Stay tuned — I’ll be sharing more about the opening activities we used and more about my Music Theory class soon!
Photo credit: Wikimedia Commons
I haven’t talked about improvisation lately, and in the past I’ve only spoken of the value and benefits of improvisation in the piano lesson in a rather academic-y way — and so today I’d like to discuss some specific benefits I’ve seen develop in a particular student of mine as a direct result of our improvisation activities.
Some background on my student: she (let’s call her K.) is just a beginner, having started lessons in January of this year. K. is seven years old, and is now nearing the end of the Primer level of the Faber Piano Adventures.
Here’s what I’ve seen in K. so far:
- The freedom to explore and be creative. She is learning by exploration. She enjoys figuring out how to play tunes by ear, without any assignment or direction from me. She’ll say, “Look! I figured out how to play Mary Had A Little Lamb!”
- She is discovering musical concepts on her own. She has already figured out — all on her own — that when she plays tunes in certain keys, she needs to use the black keys for them to sound right. It’s astonishing when you think about it — she has actually discovered the reason behind key signatures and how transposition works, all by herself! I expect that when we actually start talking about these concepts together, she will find these ideas easy to absorb because she already “gets it.”
- Her ear is developing in a way that is far more efficient and practical than me drilling her with intervals (for example) over and over. She knows what the interval of a 3rd should sound like when she sees it on the page, and her fingers then know what to do.
- We’re having fun! Improvisation is a great way to end a lesson.
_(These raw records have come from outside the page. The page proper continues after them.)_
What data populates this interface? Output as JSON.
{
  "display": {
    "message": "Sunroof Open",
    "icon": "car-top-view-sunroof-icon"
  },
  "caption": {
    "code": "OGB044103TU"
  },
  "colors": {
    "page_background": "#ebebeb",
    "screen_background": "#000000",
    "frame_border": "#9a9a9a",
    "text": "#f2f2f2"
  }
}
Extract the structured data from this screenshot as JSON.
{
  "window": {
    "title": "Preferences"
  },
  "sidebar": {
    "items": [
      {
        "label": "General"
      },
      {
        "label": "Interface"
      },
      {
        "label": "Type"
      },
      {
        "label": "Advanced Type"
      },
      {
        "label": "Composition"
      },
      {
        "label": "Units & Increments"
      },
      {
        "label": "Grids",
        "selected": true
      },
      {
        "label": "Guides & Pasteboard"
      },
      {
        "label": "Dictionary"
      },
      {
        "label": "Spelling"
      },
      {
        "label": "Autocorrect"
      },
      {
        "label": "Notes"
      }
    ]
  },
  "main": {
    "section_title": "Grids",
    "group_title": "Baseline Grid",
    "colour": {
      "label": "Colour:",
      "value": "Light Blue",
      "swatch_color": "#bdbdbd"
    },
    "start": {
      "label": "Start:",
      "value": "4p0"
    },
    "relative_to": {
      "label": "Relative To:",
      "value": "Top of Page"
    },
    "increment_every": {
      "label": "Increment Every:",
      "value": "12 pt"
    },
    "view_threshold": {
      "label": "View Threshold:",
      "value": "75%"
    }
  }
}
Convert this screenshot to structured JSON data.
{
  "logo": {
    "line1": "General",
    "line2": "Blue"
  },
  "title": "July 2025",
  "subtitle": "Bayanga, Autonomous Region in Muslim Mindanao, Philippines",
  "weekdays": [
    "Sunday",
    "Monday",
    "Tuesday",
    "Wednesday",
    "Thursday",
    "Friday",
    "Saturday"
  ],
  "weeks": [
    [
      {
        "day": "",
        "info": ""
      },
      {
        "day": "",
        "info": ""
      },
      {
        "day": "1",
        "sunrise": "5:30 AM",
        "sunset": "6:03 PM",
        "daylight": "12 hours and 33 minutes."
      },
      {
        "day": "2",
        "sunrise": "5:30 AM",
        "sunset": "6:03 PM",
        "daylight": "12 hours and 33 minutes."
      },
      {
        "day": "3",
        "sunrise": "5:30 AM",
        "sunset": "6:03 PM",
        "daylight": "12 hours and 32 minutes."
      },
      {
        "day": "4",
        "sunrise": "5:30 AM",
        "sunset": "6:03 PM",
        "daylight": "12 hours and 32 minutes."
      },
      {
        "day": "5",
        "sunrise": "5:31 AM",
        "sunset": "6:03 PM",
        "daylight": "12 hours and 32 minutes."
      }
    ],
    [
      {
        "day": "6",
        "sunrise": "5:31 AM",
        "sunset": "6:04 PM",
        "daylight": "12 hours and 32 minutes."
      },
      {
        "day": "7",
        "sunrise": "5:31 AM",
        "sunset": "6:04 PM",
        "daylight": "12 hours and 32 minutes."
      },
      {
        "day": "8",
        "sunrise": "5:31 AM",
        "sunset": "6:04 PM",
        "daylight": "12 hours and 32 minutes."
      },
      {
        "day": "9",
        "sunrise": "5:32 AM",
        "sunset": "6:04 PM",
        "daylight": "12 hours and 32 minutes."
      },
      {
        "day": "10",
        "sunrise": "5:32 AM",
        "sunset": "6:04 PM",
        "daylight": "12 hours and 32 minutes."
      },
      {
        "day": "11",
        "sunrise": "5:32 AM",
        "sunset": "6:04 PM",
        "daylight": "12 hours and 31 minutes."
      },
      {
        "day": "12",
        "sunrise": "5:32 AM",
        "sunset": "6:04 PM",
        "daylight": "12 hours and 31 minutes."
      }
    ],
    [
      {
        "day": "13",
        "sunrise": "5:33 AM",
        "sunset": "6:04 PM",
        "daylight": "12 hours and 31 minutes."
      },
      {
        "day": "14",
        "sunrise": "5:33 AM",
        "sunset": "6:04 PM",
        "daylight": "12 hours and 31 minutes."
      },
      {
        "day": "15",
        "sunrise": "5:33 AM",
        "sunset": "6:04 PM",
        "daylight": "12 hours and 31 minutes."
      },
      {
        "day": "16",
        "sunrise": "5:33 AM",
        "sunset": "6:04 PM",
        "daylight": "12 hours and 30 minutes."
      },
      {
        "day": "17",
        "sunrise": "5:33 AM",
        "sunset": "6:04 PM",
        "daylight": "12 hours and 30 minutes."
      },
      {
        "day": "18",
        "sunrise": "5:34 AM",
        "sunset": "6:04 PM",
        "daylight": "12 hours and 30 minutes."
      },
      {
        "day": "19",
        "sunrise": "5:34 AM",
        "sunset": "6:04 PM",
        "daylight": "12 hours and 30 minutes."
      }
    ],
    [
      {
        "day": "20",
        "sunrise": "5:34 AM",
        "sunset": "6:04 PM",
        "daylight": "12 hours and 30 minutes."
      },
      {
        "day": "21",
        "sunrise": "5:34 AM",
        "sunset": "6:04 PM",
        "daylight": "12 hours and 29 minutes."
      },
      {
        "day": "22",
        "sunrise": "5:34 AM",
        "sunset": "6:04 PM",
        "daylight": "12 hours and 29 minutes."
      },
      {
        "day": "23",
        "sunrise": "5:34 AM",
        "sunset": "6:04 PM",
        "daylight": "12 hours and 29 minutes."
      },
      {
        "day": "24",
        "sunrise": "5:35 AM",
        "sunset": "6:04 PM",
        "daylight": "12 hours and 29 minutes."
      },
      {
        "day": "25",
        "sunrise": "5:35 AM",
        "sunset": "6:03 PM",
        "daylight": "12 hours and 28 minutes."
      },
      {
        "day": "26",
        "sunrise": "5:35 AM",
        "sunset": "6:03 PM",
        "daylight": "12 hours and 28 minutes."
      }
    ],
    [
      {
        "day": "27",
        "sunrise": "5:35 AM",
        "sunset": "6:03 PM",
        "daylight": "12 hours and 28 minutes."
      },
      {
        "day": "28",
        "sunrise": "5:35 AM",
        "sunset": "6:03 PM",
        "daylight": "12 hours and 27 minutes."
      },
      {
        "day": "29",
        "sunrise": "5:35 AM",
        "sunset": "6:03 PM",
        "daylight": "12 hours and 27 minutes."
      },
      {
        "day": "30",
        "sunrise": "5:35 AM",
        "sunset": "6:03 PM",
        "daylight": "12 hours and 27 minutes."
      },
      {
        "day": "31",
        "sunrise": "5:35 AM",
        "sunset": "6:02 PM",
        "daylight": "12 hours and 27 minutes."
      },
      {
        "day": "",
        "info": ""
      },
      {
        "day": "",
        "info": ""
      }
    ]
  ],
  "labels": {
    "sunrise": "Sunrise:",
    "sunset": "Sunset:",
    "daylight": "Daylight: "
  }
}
She is always excited to “make Chinese music.“
To sum it up, improvising regularly with my student has helped her realize the freedom that comes with the art of music, rather than placing a limit herself to play only “what’s on the page.” And this is causing her to understand how music works all the better.
Creativity At Work
K. surprised me last week with a little composition she wrote. And she created her own kind of shorthand for notating her composition onto a sheet of paper. It looked something like this: CDECCDEEFGGEDDDDEDC. She informed me that the long notes were notated by having two of the same letter in a row. Continue reading “Improvisation Yields Creativity and Musical Understanding”
Check out this fascinating news story:
It’s great to see the great potential music (especially the piano) has to connect members of a community in a unique way! This story really got me thinking: what are some ways we as teachers of music can use our skills to connect and benefit the community? We tend to set our focus on just our studios, and admittedly we sometimes get overly competitive with other teachers in the area. Wouldn’t it be great to join forces as teachers/musicians in a particular community and find ways serve the greater community? (Ideas, anyone?) =)
Visit artist Luke Jerram’s “Play Me, I’m Yours” website to view video uploads of various pianists playing on the pianos in cities all over the world.